Google has a chequered history when it comes to privacy and end-user controls. In September, it was found to be logging users into Chrome when they log into a Google site, and was hard-pressed to explain why turning off Location History for Google Search and Maps on a smartphone didn't work as it claimed it did.
As of today, all Google Home products will now fall under the Google Nest brand, which are subject to Google's new "privacy commitments" for its sensor-laden home devices.
Google promises not to make the same error it made by omitting that it had an undocumented but not-yet-enabled microphone in Nest Guard devices.
"When our connected home devices include cameras, microphones, or environmental or activity sensors that detect information about your home environment, we'll list these hardware features in the device's technical specifications — whether or not they're enabled," the policy reads.

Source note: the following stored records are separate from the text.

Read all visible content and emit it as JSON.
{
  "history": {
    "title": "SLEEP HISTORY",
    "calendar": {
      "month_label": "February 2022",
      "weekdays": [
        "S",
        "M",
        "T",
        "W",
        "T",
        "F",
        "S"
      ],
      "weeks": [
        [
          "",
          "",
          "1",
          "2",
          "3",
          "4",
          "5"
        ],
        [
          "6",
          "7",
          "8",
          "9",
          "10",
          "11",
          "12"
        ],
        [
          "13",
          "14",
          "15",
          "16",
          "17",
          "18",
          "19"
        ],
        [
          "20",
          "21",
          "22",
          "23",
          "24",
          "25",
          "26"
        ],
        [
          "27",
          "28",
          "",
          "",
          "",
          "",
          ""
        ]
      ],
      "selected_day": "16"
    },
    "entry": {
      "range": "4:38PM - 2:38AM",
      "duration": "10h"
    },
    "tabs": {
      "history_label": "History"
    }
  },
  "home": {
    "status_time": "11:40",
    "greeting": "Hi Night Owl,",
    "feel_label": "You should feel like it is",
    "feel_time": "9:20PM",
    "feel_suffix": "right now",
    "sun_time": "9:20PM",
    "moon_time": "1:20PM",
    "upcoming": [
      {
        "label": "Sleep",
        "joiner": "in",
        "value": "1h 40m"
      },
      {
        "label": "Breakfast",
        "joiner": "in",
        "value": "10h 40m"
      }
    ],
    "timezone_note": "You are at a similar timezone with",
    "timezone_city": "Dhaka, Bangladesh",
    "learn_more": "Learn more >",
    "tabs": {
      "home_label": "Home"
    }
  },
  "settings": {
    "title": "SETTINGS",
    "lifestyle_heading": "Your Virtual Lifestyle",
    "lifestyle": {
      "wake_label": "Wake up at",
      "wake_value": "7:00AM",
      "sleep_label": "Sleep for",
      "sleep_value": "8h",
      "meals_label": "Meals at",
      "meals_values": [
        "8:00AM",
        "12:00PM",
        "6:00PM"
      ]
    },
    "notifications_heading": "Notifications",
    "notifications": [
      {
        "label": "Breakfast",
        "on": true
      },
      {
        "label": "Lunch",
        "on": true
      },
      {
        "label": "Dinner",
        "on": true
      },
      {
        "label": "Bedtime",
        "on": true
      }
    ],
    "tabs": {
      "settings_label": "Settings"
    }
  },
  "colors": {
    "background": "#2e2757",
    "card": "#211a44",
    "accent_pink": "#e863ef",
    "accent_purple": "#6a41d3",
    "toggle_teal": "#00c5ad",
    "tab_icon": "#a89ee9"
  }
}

"We'll also more clearly explain what types of information these sensors send to Google, as well as examples of how we use that information, to help you better understand their purpose."
It also promises to keep video footage, audio recordings, and home environment sensor readings separate from advertising, and pledged not to use this data to target ads.
However, Google states that "when you interact with your Assistant, we may use those interactions to inform your interests for ad personalization."
The commitment applies to connected home devices and services that Google Accounts under Google Nest, Google Home, Nest, Google Wifi and Chromecast brands.
It comes as Google begins a campaign to encourage Nest customers to migrate from Nest Accounts to Google Accounts.